[[ Input data, beginning ]]
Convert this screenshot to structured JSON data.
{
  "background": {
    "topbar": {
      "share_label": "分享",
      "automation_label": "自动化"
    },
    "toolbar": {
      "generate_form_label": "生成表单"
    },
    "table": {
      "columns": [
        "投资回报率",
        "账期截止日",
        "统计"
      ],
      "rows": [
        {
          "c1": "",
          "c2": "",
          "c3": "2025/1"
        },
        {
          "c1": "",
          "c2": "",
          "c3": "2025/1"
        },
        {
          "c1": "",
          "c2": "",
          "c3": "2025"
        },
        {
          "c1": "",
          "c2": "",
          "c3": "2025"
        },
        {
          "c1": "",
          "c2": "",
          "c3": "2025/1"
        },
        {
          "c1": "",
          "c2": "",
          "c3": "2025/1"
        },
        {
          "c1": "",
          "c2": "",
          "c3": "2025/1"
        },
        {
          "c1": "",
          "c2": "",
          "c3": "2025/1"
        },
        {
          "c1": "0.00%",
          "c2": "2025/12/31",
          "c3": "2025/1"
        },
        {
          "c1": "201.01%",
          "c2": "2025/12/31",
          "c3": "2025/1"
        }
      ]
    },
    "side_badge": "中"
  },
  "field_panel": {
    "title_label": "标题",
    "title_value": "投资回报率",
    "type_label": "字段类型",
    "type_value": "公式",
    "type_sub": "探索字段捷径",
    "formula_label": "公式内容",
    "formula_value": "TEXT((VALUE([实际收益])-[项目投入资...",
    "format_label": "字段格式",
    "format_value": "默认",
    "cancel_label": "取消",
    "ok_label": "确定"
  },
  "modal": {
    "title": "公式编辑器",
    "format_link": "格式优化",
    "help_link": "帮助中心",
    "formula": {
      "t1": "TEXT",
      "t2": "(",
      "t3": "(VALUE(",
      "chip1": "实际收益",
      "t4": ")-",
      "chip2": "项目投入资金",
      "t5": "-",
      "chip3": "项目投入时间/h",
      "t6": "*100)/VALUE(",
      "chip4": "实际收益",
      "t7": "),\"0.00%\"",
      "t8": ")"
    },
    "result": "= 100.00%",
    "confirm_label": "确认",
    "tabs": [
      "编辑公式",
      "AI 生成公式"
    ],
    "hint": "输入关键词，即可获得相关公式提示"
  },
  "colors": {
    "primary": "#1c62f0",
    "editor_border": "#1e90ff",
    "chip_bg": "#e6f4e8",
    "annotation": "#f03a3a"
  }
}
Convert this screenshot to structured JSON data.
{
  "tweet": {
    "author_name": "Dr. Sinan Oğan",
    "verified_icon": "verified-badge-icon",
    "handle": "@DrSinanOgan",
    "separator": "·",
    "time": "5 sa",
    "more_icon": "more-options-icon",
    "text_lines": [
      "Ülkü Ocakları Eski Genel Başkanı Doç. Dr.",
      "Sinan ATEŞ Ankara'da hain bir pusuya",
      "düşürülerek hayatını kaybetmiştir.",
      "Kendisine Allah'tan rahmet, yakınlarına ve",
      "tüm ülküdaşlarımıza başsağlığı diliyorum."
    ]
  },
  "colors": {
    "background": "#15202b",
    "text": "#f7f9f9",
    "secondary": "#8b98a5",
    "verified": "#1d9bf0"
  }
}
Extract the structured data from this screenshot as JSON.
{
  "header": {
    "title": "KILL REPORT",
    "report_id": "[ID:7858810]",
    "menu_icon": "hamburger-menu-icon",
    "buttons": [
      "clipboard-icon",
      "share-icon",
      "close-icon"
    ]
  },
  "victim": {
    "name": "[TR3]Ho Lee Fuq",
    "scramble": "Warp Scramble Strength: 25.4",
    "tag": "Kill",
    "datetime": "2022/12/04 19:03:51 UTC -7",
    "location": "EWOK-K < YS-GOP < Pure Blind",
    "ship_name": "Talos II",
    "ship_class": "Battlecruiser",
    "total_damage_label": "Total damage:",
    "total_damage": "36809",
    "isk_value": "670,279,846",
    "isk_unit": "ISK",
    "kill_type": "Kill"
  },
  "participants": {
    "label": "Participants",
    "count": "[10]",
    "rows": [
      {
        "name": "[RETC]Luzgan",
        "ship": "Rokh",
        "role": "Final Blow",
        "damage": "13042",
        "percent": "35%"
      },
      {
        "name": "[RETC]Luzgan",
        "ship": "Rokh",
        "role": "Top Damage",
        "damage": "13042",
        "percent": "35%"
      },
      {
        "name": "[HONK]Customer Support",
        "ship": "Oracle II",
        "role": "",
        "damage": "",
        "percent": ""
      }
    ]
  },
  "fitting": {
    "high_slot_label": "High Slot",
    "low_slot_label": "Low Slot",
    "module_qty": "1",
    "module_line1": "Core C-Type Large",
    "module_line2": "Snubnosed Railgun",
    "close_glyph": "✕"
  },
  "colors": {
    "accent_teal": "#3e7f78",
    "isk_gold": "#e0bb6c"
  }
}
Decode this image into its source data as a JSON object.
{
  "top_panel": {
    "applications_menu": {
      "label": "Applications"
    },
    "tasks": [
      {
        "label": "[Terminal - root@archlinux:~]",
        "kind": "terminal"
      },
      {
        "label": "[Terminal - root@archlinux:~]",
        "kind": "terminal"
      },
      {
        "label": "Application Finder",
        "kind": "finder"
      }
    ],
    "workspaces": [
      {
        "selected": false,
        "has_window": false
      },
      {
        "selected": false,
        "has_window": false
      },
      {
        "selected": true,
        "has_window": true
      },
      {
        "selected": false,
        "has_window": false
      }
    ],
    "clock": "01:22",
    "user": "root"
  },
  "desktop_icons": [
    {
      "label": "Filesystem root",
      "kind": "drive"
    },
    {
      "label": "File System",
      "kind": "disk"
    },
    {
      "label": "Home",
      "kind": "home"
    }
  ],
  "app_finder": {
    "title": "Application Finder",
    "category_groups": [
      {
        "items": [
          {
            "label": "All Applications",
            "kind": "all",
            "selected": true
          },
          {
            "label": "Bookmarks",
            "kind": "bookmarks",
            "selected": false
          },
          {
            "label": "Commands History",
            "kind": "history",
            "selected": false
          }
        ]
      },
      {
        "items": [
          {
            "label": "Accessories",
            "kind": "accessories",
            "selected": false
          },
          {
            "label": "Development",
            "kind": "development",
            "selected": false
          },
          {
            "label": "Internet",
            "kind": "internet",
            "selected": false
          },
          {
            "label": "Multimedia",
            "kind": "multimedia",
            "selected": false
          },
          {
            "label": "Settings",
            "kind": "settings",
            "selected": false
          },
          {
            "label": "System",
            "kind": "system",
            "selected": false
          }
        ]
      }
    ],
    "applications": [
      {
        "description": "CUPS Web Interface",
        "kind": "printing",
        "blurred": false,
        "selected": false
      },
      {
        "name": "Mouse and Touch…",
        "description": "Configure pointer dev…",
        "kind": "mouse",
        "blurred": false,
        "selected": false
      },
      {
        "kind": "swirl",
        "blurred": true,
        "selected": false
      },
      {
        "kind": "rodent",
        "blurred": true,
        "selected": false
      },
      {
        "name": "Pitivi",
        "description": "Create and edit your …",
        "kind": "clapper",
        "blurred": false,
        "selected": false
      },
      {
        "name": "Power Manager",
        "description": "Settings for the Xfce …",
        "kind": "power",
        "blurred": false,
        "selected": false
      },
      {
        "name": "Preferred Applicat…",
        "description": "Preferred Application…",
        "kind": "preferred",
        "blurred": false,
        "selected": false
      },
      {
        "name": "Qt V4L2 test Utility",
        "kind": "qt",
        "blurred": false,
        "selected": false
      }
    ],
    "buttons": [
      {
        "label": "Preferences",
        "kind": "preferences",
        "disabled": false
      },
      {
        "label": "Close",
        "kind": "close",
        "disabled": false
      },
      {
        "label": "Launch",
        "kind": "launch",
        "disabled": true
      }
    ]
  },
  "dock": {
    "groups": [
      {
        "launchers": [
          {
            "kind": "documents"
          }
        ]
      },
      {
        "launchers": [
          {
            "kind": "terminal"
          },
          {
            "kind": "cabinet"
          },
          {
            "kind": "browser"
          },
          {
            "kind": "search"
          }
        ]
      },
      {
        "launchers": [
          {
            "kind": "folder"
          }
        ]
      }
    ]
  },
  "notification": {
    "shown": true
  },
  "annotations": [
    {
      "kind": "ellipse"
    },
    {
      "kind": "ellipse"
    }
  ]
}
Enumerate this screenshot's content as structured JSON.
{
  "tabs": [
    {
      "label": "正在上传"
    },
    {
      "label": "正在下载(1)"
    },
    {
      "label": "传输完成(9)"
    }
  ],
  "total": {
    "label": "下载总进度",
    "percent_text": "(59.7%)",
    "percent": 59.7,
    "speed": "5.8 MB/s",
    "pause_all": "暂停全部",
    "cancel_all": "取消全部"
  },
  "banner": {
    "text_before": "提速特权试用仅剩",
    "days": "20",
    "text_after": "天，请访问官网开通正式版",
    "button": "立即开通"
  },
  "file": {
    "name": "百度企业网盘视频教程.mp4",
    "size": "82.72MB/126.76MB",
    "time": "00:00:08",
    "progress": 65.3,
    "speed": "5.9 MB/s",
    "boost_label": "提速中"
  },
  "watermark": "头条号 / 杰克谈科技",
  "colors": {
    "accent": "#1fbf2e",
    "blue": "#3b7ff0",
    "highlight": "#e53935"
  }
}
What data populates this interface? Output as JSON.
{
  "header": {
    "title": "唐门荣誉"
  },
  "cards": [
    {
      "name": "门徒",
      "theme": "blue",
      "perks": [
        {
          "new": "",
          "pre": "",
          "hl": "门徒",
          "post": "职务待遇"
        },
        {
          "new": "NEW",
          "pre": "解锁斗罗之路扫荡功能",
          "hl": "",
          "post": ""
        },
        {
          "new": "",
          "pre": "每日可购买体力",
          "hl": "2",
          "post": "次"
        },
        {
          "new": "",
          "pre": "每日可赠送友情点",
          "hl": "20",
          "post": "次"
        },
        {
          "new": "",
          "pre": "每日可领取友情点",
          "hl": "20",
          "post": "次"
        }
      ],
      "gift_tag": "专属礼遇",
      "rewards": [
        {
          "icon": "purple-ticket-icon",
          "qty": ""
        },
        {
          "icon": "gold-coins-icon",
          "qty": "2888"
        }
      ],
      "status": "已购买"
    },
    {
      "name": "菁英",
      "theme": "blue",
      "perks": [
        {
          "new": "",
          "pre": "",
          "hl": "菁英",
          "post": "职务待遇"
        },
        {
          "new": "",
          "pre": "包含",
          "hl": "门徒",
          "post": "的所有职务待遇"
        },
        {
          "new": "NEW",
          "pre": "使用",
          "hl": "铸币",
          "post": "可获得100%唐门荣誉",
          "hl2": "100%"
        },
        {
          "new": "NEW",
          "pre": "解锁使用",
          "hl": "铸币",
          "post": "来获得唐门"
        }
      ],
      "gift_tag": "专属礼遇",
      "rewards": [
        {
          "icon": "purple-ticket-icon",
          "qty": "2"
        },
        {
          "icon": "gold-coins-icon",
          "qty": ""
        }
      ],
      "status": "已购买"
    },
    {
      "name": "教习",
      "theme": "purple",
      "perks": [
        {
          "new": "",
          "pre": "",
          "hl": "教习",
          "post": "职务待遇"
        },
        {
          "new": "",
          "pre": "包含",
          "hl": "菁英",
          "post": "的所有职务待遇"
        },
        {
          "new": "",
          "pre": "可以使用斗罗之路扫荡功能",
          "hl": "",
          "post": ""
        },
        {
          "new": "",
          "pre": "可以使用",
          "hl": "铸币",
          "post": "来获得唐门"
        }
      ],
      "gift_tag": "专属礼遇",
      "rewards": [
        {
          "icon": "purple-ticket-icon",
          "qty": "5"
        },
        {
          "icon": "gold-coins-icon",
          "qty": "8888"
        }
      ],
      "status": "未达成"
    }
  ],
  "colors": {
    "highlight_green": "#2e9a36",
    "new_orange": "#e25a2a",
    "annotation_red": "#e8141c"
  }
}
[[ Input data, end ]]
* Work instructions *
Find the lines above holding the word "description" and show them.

* Problem solution *
        "description": "CUPS Web Interface",
        "description": "Configure pointer dev…",
        "description": "Create and edit your …",
        "description": "Settings for the Xfce …",
        "description": "Preferred Application…",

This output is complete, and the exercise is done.